##### 1 Answer

#### Answer:

#### Explanation:

The first thing to do here is make sure that the two volumes given to you are expressed using the **same units**.

You can convert *microliters*, *milliliters*,

#color(purple)(|bar(ul(color(white)(a/a)color(black)("1 mL" = 10^3mu"L")color(white)(a/a)|)))#

In your case, the sample of urine will have a volume equivalent to

#50 color(red)(cancel(color(black)(mu"L"))) * "1 mL"/(10^3color(red)(cancel(color(black)(mu"L")))) = "0.050 mL"#

Now, the **dilution factor** is calculated by dividing the **final volume** of the solution, which is the volume of the *diluted solution*, by the **initial volume** of the solution, which is the volume of the *concentrated* solution.

#color(blue)(|bar(ul(color(white)(a/a)"DF" = V_"diluted"/V_"concentrated" color(white)(a/a)|)))#

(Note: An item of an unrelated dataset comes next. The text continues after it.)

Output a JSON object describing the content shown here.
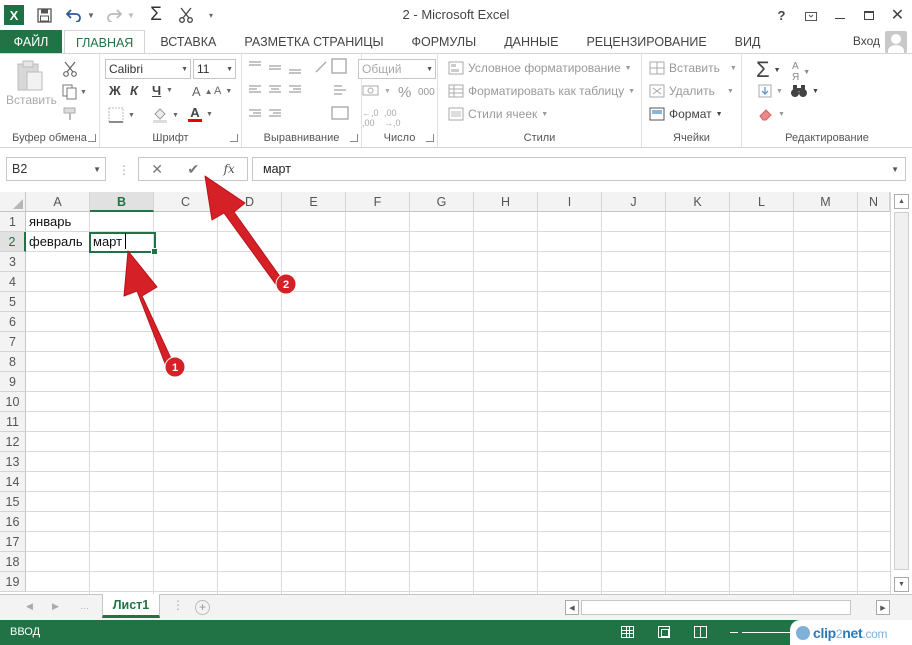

The volume of the **diluted solution** is equal to the volume of the concentrated sample, which in this case is urine, plus the volume of the diluent, which in this case is water

#V_"diluted" = V_"concentrated" + V_"diluent"#

#V_"diluted" = "0.050 mL" + "0.150 mL" = "0.200 mL"#

The dilution factor will thus be equal to

#"DF" = (0.200 color(red)(cancel(color(black)("mL"))))/(0.050color(red)(cancel(color(black)("mL")))) = color(blue)(4)#

This tells you that the concentrated solution was **times more concentrated** than the diluted solution.